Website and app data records
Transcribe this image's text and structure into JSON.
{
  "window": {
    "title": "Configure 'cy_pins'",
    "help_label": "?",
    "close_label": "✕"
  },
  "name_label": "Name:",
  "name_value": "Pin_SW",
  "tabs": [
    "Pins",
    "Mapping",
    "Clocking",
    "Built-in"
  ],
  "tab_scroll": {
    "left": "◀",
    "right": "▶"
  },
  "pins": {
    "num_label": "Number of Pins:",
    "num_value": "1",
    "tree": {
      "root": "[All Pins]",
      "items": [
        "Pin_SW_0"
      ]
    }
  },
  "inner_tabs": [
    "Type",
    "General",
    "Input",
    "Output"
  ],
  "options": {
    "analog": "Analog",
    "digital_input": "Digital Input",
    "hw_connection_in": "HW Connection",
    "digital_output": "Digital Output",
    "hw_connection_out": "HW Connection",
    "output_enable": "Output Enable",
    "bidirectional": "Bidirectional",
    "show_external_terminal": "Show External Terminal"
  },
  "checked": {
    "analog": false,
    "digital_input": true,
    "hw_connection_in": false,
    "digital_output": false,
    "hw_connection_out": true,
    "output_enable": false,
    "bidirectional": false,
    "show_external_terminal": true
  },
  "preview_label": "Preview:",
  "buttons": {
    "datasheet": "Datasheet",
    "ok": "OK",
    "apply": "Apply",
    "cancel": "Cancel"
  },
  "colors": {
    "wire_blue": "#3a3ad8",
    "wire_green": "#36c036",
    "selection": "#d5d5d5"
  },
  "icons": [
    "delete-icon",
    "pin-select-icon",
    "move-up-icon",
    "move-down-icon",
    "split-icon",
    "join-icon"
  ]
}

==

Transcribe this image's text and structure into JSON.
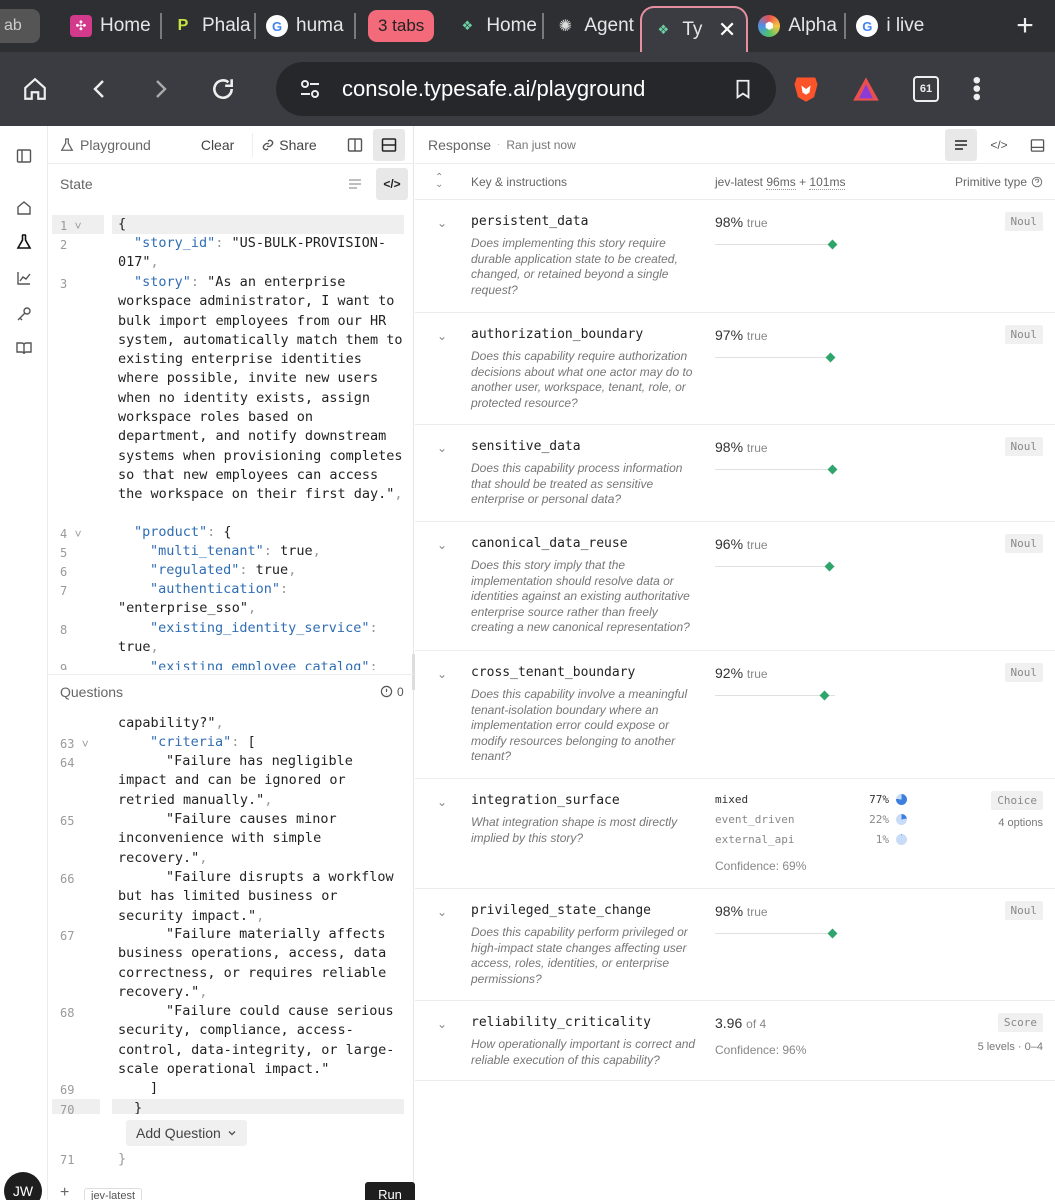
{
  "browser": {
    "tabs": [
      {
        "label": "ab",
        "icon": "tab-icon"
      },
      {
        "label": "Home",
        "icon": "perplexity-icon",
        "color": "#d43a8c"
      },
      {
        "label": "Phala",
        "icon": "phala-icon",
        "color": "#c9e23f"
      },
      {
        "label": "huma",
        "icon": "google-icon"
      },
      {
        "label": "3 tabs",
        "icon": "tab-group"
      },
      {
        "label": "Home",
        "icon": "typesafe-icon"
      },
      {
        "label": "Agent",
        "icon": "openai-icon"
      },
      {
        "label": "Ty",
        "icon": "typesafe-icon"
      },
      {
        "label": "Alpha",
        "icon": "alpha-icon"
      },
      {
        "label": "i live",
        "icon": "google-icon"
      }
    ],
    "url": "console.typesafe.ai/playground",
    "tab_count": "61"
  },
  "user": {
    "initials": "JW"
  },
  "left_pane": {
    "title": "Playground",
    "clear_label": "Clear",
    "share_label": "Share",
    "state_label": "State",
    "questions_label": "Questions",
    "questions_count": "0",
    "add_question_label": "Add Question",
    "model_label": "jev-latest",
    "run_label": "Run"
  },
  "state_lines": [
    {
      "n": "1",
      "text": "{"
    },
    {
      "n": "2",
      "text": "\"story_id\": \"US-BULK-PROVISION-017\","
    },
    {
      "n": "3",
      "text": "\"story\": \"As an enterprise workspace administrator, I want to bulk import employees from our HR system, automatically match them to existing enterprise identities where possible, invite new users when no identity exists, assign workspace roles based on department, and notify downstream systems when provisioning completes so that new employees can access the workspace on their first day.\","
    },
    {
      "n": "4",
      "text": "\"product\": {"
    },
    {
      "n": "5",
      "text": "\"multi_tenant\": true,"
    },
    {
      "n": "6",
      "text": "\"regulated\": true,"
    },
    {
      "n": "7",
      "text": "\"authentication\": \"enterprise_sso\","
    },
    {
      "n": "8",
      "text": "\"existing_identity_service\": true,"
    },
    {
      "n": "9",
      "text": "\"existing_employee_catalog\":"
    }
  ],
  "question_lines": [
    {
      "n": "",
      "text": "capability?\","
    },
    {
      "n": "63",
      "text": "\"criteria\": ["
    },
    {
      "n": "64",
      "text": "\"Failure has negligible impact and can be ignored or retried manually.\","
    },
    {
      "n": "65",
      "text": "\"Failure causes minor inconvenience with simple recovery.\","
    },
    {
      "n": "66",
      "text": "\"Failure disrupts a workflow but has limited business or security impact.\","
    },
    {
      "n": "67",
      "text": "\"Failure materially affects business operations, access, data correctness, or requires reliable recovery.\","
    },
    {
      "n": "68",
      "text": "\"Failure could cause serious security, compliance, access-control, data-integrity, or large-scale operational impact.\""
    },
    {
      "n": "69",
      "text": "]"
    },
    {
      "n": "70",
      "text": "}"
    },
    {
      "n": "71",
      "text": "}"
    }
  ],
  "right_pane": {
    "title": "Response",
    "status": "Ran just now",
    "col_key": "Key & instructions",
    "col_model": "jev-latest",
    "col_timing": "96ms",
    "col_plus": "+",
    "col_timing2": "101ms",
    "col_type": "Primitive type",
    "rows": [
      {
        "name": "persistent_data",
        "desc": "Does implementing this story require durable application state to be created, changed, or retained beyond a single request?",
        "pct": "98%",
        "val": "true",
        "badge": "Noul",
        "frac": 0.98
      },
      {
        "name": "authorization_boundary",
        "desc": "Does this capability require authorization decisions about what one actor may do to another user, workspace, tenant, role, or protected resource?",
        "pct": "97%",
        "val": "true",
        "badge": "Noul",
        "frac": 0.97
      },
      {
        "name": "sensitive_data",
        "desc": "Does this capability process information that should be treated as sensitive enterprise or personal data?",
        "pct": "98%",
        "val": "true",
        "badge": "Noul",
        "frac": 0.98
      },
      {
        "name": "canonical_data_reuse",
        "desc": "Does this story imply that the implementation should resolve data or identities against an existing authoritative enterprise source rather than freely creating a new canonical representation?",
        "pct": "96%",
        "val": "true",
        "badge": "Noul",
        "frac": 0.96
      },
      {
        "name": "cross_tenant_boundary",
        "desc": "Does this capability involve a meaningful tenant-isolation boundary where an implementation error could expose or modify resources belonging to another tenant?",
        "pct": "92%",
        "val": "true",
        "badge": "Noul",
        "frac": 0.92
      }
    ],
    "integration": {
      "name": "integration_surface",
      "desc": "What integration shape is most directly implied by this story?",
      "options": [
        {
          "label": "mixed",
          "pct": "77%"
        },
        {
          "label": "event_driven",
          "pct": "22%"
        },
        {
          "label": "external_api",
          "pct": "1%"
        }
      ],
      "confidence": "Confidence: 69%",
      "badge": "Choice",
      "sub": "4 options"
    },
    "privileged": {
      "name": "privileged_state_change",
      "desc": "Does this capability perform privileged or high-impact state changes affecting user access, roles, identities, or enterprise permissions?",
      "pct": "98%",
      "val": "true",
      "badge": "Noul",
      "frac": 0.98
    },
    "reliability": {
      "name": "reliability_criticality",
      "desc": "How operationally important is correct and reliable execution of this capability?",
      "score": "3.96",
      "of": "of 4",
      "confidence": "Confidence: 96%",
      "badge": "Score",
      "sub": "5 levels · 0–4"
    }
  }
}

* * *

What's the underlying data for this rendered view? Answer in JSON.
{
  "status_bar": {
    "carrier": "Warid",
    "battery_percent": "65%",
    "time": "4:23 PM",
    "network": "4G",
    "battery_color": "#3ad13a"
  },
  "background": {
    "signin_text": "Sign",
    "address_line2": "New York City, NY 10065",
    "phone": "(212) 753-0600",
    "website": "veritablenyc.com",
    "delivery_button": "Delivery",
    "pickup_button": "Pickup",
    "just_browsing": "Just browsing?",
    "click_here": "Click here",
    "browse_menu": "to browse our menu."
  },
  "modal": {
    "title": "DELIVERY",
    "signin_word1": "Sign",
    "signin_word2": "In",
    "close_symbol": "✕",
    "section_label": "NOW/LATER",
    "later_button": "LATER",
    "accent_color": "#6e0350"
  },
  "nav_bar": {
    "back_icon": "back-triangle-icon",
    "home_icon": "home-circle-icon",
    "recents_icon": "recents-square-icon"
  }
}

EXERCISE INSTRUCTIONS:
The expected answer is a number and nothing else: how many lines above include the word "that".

ANSWER BELOW:
3